What had happened, of course, is that an exploratory underwater robot had stumbled upon a sunken prop from Billy Wilder’s THE PRIVATE LIFE OF SHERLOCK HOLMES, a favourite film of mine (and others of my generation: Mark Gatiss,  Jonathan Coe, who discovered it on TV as kids). Nessie-ologist and famed beard guy Adrian Shine (“I liked his beard” — Werner Herzog in INCIDENT AT LOCH NESS) explained that the monster had been built with two humps, as in legendary sightings, but Billy Wilder took against the humps and ordered them removed, despite concerns being voiced as to how this alteration would affect the creatures flotation. The faux-plesiosaur subsequently capsized and has lodged on the lake bed ever since.

I was a bit skeptical about this, since Shine was using lots of words like “apparently” and “it is suggested,” but Wilder was always one to say he couldn’t judge a scene visually until it was projected — PLOSH DoP Christopher Challis was astonished at this great filmmakers refusal to look through the camera. “He just said he wouldn’t know until he saw it on the screen. If he didn’t like what he saw we’d do it again. Extraordinary. But look at the films he’s made.” So he might have signed off on a humpy dinosaur and then changed his mind when he saw the rushes.

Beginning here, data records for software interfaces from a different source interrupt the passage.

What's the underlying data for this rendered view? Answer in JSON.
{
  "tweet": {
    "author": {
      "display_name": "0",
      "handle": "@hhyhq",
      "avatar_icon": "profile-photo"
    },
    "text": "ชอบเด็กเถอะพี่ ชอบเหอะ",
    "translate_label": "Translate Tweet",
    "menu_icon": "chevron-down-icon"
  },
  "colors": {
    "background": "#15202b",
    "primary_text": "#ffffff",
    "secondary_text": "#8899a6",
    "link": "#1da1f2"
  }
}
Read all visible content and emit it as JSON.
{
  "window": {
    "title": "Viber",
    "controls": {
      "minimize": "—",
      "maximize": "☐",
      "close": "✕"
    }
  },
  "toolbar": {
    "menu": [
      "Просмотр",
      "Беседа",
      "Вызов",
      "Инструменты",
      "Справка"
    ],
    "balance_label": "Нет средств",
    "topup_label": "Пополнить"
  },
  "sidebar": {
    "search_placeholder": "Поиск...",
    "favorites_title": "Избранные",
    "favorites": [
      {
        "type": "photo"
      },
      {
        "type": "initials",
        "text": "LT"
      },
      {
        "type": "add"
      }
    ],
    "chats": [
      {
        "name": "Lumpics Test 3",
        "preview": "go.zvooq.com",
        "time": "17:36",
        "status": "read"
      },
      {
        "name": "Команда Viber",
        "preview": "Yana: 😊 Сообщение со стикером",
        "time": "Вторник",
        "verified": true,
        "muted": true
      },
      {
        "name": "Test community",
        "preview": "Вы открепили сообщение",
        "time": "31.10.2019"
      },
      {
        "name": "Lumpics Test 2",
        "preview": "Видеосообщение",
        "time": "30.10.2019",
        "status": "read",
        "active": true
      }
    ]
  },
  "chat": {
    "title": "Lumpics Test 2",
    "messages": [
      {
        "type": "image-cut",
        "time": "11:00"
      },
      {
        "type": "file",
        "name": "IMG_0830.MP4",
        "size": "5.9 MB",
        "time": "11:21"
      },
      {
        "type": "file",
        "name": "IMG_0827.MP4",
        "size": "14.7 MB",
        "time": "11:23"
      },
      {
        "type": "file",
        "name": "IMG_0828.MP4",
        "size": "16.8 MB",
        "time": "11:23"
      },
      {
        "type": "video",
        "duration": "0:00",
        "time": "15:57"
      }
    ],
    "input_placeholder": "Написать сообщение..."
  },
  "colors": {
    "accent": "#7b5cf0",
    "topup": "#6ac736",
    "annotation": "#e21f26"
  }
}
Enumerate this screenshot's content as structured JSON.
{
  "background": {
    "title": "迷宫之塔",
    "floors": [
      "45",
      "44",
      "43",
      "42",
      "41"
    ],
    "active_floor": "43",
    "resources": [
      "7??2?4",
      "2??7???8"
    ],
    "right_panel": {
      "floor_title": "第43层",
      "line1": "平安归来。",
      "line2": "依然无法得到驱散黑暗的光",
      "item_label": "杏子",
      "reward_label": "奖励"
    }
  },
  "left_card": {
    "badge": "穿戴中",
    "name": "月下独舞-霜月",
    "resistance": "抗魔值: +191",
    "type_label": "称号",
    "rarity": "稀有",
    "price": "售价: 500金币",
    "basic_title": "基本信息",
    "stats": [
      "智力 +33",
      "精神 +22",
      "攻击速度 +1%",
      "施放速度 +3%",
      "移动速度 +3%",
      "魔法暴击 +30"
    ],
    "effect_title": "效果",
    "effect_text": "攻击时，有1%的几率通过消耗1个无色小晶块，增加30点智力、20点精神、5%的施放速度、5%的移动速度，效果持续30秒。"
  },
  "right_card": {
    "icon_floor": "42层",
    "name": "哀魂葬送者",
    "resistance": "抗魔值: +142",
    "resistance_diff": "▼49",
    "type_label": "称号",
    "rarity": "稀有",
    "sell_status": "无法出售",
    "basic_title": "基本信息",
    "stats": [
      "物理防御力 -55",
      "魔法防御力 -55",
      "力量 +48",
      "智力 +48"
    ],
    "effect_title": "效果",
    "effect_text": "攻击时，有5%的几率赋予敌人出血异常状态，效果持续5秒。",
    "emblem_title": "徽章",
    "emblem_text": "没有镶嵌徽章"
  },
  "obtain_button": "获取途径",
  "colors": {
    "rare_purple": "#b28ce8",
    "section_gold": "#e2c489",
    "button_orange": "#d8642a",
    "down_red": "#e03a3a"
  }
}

And then there’s THIS —

Sherlock Nessie 3

A shot of a clearly reduced-scale Nessie, its face matching the one in the movie, being towed by a boat. So this version of the creature was built for establishing shots on location. The one seen most prominently in the film is a full-sized head and neck clearly photographed in a studio tank — this is the image most of the newspapers used to illustrate their story, misleading their readers into imagining some thirty-foot colossus embedded in the silt and the loch’s bottom.

Sherlock Nessie

Anyway, all this reminds me that my producer’s favourite film is THE APARTMENT, which I introduced to him, and then I lent him PLOSH, and I still haven’t got it back from the bastard.